### Data for review
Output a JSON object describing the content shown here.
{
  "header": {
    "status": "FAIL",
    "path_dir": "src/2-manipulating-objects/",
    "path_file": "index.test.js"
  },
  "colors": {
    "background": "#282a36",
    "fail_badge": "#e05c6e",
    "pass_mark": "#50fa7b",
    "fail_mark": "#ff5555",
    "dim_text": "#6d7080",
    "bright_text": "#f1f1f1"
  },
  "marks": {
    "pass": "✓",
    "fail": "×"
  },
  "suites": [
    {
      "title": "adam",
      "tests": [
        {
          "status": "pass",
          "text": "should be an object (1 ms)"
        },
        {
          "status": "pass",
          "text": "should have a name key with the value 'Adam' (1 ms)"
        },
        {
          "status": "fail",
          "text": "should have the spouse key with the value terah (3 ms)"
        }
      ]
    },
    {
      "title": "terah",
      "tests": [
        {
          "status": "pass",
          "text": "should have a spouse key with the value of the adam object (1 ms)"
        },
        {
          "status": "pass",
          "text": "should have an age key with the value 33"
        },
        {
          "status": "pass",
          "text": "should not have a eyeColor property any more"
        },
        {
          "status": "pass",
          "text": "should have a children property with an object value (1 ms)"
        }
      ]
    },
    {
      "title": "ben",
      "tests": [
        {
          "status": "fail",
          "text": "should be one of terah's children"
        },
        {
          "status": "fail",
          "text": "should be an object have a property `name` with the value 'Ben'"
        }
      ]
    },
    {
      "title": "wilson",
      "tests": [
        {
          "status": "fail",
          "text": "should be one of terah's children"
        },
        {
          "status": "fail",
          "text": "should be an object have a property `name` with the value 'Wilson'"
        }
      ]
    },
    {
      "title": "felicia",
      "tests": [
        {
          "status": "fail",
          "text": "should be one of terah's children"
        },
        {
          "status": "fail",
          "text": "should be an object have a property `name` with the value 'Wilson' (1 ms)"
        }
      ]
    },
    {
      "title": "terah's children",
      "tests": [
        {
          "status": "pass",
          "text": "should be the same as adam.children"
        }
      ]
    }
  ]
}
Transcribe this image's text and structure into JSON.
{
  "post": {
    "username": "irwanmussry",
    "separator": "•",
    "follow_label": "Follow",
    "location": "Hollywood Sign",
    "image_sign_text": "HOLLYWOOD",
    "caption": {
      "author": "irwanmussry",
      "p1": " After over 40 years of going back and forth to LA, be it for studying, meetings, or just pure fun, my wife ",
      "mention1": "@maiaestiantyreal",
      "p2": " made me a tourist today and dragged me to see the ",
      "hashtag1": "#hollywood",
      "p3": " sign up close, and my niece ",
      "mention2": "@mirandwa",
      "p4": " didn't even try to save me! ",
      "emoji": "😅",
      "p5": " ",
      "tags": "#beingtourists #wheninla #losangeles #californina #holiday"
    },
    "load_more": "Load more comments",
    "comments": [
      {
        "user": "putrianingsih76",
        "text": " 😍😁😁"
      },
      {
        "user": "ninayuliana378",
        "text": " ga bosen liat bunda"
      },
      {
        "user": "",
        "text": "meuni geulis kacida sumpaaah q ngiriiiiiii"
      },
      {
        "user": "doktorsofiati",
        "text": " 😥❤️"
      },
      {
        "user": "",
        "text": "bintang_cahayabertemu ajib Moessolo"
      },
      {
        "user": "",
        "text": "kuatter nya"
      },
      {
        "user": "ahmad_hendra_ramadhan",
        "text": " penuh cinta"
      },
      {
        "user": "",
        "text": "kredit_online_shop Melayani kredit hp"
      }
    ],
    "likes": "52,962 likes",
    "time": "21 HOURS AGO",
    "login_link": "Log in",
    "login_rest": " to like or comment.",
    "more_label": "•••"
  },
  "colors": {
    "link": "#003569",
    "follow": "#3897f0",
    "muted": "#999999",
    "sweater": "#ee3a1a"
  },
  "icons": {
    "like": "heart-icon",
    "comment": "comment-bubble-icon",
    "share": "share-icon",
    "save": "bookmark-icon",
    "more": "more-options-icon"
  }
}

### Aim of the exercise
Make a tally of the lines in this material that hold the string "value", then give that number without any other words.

### Result
8